■ Brief ■
From the material below, copy each line that holds the word "this".
• • •
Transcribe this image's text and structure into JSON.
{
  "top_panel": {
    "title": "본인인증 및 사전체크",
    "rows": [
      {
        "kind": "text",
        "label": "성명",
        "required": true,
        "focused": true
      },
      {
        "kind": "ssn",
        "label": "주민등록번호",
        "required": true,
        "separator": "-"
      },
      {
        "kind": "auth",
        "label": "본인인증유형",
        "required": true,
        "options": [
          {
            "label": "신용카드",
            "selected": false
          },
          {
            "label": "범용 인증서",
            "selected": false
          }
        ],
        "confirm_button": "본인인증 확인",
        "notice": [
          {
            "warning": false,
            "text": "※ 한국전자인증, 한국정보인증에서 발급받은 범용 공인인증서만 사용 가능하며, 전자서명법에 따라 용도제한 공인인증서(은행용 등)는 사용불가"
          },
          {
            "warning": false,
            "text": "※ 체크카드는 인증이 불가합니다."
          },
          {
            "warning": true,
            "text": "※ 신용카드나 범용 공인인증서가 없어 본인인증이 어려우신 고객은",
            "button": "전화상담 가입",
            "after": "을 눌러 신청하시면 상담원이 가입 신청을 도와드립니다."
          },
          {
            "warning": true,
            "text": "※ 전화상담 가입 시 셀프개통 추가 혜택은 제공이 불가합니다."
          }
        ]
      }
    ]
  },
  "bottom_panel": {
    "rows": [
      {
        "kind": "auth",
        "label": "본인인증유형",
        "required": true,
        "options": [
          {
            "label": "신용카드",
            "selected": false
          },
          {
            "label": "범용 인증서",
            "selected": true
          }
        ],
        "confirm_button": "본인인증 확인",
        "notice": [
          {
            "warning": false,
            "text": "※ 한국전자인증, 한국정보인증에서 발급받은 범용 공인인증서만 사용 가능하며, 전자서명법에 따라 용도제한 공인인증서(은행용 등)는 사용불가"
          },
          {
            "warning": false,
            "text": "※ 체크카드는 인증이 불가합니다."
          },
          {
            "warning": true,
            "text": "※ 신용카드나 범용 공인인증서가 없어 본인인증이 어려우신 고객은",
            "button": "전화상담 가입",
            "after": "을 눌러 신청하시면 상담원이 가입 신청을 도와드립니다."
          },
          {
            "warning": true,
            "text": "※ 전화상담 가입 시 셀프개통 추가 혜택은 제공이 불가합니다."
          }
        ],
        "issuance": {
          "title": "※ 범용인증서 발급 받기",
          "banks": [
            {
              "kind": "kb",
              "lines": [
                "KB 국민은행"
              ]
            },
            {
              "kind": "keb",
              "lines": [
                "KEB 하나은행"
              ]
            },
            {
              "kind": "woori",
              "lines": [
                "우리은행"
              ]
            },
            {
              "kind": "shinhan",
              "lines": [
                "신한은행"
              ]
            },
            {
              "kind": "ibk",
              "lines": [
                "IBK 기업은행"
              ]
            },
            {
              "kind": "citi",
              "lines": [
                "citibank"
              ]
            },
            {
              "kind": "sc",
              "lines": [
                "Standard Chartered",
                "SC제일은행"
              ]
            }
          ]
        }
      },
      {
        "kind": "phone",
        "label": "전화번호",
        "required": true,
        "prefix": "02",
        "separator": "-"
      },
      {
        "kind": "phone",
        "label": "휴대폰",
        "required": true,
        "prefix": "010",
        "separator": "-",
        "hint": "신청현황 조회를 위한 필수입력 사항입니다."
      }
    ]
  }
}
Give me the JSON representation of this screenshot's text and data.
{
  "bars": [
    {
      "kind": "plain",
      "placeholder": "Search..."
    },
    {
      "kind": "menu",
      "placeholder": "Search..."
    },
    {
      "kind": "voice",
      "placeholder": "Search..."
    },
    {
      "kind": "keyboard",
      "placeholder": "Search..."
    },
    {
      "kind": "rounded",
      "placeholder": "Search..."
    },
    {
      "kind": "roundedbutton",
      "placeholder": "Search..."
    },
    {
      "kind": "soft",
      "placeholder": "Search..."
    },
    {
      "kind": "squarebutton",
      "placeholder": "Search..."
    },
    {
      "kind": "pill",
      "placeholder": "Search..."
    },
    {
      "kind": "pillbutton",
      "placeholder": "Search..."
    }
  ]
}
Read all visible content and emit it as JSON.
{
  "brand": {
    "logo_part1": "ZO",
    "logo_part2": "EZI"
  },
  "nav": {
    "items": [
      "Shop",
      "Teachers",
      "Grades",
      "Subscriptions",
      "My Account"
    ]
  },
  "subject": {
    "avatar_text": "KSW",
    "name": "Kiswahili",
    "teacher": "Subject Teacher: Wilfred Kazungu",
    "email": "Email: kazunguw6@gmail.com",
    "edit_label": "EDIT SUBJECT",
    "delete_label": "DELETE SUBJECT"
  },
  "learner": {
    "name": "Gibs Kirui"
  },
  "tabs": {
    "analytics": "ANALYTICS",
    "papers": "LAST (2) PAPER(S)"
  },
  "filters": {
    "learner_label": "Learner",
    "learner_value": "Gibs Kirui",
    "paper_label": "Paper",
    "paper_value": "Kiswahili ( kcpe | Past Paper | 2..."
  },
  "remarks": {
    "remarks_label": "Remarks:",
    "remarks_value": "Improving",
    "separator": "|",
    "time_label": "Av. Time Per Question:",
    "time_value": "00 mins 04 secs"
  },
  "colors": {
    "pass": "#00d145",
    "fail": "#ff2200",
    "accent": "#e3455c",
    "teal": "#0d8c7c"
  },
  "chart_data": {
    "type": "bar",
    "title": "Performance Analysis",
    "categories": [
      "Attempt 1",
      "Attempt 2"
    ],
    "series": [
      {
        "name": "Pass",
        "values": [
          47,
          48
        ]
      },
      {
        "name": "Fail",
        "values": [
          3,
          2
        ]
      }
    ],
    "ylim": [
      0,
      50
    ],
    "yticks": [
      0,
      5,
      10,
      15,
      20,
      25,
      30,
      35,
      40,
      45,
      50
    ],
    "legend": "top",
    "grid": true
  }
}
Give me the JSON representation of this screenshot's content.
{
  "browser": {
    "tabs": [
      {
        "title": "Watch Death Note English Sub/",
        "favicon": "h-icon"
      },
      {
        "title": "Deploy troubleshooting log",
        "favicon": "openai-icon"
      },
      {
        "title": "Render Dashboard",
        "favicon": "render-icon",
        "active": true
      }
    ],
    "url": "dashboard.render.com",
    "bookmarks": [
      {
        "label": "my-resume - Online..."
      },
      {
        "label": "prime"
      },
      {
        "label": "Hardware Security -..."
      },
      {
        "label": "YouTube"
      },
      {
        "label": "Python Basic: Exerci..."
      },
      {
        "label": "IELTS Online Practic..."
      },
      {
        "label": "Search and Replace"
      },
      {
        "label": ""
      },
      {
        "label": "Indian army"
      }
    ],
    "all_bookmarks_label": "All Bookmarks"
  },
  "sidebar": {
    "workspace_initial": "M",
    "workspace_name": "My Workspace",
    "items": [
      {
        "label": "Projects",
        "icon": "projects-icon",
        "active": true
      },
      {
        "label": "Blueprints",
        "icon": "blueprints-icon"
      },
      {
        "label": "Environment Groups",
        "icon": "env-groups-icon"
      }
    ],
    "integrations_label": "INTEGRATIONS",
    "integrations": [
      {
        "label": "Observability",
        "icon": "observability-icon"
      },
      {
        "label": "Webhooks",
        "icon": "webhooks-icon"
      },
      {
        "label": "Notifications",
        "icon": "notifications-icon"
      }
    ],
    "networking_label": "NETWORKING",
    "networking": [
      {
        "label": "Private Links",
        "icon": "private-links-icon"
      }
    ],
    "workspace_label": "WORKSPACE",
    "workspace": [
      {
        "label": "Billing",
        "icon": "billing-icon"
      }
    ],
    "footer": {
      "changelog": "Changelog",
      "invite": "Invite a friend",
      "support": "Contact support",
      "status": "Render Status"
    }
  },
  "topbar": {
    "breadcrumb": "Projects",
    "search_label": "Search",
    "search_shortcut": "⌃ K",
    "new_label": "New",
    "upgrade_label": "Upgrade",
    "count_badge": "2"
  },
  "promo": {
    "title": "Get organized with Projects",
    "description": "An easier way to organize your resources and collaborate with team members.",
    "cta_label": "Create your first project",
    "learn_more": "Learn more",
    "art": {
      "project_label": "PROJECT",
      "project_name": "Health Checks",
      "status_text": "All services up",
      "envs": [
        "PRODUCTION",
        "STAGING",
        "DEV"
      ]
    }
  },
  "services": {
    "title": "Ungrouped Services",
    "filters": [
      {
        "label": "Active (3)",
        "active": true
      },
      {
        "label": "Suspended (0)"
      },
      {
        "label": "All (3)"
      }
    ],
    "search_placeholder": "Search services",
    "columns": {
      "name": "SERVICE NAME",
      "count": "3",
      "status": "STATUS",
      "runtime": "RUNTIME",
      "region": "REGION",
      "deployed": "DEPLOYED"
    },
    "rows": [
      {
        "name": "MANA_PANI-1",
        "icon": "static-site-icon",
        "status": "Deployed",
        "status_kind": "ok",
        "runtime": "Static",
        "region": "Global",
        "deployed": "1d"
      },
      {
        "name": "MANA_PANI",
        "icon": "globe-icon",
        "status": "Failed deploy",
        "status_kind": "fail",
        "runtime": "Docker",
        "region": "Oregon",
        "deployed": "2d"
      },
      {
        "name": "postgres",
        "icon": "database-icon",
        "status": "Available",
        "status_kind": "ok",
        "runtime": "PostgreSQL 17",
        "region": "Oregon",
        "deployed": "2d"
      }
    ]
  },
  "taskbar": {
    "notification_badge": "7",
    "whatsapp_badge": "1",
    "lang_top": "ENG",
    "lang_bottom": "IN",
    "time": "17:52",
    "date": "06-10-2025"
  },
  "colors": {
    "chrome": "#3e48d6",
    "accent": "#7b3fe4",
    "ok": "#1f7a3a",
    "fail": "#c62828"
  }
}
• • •
■ Task output ■
Transcribe this image's text and structure into JSON.
Give me the JSON representation of this screenshot's text and data.
Give me the JSON representation of this screenshot's content.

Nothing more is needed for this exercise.